In 1968, these tufa formations, the result of calcium-rich ground water meeting the alkaline sea, were designated by the Department of the Interior as a National Natural Landmark.
To visit the Trona Pinnacles, one leaves the sleepy military town of Ridgecrest and heads east, passing through a dramatic, wind-formed landscape that suggests cathedrals in the rock.
The BLM road to the Pinnacles is gravel, dust and ruts, and slow going with a conventional vehicle. Visitors must be conscious of heat, wind, rain and the precise moment that the sun will set, and should allow at least an hour round-trip once leaving the paved highway.
Still, there is something extraordinary in slowing to a crawl to approach these ancient monuments, which loom ever larger on the sandy plain, throwing off wild shadows as their details come into focus. For this is how the Pinnacles appeared to those approaching on horseback a century ago, or to walkers earlier still.
Worried our car might not be happy climbing up again, we parked on the ridge overlooking the plain to hike down to the dry lake bed. Richard noticed the dust of another car approaching, and stayed on the ridge until he could make eye contact with the newcomers. (Oddly, they never got out of their car, and soon turned and left.)
These would be the only other people we would see for our entire visit, save the solitary young man in the 4WD truck who arrived as we were hiking back, then disappeared onto the darkening dry lake bed bound for points unknown.
The Pinnacles are spread out over a rise in the flat landscape, with soft-packed sandy paths that lead up to the peaks and astonishing views out across the desert. The wind out here is like a living creature, whistling in our ears and shaping the ancient mineral towers. How many more centuries will they stand, before nature finishes breaking down what she has created?
We wandered around for some time, marveling at the strange forms that are designated as Towers (tall and slender, up to 40′ high), Tombstones (fat and wide, up to 30′ high), Ridges (like mountain ranges, up to 140′ high) and Cones (little mounds, up to 10′ high).
Then the sun moved, and the shadows shifted, and we knew it would soon be dark and cold on the ancient plain.
Trudging back through the dust, we spied a gangly lizard that took off running, so fast and frantic that it seemed to be flying on the ground.
And a little armored beetle, its shell a beautiful ridged black, like a Japanese warrior girded for battle.
Dusty and awed, we crawled back along the gravel road to rejoin the flow on the highway and the modern world.
The Trona Pinnacles are standing now, as they have for thousands of years, each day a little smaller, a little different.

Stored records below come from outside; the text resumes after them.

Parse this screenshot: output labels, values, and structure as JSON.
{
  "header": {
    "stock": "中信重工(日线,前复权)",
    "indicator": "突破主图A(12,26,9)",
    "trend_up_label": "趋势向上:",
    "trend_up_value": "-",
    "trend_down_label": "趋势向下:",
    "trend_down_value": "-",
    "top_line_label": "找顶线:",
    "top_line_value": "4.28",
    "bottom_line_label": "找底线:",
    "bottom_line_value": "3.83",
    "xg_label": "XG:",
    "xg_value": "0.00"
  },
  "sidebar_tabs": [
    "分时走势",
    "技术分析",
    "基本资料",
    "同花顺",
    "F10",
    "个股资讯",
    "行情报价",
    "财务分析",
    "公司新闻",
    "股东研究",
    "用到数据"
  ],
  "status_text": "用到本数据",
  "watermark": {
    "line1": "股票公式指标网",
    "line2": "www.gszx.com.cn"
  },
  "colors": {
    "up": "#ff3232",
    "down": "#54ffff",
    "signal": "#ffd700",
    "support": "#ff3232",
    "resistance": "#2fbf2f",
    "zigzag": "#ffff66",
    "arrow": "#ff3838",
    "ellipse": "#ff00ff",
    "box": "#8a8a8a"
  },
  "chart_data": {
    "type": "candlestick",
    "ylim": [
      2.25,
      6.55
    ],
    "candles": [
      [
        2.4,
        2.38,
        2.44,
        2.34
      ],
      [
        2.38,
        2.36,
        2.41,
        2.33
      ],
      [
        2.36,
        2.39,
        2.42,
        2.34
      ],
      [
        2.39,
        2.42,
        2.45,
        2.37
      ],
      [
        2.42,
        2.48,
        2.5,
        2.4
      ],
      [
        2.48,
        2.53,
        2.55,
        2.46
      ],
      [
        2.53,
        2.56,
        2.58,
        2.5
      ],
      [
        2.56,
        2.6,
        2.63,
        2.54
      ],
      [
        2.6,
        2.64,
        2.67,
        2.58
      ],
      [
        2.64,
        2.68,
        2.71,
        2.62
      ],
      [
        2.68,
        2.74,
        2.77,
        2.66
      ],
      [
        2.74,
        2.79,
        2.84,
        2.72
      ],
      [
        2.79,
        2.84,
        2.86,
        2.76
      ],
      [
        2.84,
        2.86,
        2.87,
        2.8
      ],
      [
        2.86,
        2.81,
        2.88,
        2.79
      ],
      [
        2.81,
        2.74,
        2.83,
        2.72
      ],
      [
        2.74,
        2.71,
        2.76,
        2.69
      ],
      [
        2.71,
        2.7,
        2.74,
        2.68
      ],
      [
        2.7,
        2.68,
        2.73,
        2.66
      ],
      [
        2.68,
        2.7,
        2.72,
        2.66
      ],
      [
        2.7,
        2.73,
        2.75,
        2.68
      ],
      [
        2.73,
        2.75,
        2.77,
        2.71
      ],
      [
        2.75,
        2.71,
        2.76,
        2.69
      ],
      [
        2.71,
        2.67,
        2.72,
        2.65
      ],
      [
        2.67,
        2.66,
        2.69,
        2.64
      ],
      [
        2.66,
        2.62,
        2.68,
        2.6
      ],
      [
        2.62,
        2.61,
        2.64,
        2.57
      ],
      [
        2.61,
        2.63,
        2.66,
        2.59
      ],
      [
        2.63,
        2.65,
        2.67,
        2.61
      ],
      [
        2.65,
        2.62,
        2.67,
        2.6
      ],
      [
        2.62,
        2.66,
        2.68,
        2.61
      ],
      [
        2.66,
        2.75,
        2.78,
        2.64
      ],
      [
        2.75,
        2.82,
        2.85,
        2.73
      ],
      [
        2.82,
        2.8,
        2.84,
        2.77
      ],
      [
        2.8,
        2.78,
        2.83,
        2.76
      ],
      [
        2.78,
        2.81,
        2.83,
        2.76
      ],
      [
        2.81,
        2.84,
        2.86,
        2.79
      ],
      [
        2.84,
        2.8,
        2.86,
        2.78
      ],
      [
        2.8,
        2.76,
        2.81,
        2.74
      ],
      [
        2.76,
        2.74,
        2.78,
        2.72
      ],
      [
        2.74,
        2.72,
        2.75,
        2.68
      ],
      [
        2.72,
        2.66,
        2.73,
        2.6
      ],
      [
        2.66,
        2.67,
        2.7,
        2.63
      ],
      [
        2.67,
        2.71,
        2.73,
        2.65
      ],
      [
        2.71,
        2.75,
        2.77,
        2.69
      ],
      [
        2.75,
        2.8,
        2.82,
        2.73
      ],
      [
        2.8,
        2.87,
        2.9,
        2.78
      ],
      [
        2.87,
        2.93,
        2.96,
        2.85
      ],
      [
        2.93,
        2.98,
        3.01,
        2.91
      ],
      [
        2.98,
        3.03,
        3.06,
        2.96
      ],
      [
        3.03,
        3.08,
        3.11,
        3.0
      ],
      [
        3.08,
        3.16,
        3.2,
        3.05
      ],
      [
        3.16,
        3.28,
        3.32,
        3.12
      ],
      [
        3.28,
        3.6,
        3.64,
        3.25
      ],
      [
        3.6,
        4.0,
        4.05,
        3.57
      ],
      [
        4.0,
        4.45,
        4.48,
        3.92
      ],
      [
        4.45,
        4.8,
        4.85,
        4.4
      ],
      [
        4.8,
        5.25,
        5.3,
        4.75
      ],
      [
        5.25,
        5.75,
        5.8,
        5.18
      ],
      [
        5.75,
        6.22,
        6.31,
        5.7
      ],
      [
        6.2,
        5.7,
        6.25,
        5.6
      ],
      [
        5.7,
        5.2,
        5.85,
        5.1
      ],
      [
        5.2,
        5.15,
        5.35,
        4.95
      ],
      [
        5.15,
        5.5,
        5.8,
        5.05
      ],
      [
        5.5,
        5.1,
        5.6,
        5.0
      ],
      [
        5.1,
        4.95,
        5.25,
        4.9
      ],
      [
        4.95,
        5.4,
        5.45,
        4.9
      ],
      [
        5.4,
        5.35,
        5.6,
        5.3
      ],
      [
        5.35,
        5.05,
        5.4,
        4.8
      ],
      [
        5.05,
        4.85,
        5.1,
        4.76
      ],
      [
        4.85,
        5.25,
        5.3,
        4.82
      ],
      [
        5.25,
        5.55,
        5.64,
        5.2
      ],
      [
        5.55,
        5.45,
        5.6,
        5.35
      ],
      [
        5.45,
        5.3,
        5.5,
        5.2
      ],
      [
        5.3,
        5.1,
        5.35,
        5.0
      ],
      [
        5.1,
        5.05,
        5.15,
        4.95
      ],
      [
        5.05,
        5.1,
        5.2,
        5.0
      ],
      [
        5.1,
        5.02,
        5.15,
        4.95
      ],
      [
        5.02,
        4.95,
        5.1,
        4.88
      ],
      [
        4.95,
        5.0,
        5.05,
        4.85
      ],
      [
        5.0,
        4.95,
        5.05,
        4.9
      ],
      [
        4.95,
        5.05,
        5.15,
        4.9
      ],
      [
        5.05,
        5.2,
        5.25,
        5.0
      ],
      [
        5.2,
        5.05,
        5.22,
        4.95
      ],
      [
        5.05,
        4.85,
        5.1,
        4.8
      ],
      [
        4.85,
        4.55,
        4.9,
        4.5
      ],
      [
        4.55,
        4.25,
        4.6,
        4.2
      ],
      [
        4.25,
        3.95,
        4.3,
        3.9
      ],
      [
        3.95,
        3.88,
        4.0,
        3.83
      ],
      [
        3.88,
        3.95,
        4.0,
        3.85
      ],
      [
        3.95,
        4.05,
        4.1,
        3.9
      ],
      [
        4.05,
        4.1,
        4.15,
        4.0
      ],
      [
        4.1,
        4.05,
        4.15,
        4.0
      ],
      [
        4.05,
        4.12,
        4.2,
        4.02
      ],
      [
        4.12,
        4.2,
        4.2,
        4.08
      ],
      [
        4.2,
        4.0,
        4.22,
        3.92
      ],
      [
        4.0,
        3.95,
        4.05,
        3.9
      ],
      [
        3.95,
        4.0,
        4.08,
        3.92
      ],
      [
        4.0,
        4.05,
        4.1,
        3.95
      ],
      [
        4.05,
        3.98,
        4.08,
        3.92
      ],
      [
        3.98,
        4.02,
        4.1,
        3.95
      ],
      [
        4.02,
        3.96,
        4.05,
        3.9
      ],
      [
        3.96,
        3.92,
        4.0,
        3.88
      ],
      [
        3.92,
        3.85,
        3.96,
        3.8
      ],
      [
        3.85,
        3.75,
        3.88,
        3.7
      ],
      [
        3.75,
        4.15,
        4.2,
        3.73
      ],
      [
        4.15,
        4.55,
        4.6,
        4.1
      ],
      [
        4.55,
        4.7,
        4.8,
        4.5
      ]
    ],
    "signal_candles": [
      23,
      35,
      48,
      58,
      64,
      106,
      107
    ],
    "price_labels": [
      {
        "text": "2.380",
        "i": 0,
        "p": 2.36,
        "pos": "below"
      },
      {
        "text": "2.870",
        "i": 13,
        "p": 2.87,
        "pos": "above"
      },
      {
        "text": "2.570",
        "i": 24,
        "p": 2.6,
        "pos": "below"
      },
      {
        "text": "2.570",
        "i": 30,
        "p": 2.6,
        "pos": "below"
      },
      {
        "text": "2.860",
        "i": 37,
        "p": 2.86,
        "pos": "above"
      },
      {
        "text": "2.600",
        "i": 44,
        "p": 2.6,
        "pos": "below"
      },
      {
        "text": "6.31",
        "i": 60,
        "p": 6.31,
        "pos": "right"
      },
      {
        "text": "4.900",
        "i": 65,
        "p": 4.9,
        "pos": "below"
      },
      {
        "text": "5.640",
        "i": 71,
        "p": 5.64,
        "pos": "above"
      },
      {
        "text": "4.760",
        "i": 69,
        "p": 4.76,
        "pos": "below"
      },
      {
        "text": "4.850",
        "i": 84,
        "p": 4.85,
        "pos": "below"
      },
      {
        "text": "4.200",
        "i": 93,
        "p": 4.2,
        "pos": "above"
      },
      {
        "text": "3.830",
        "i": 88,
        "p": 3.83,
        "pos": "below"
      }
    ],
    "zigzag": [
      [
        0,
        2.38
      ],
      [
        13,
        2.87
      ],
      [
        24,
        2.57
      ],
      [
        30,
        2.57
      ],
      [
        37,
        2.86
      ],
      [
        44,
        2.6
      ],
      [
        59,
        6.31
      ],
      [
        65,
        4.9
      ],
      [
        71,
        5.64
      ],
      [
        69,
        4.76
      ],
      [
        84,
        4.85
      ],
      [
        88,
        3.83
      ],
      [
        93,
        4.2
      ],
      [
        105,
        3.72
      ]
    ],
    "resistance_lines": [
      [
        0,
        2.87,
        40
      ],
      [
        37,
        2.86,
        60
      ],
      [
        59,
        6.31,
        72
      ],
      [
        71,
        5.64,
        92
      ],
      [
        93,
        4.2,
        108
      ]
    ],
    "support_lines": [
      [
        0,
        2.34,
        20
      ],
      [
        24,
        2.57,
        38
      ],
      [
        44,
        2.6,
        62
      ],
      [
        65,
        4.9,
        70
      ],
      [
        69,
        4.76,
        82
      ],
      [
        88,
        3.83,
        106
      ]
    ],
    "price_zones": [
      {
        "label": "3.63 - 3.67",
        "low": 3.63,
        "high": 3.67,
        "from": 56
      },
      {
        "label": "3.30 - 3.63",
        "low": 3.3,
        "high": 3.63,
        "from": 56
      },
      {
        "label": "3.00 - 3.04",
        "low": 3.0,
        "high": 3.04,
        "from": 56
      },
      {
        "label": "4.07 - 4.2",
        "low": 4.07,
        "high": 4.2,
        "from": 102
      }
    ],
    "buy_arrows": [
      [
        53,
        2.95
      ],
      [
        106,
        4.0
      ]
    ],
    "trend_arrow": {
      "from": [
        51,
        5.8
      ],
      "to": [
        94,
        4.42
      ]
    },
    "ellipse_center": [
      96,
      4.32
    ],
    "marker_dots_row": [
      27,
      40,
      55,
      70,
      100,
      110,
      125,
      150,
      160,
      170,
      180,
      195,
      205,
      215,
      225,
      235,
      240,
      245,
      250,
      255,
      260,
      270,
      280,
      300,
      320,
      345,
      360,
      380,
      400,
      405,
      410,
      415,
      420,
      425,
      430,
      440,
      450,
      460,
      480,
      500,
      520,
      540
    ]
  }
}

They were standing when the Caesars ruled, and will be standing when the Caesars have been forgotten. And you should see them if you can.
See all of Chinta Cooper’s photos from our trip here.
And if you’d like to tour the Trona Pinnacles, visitor information is here.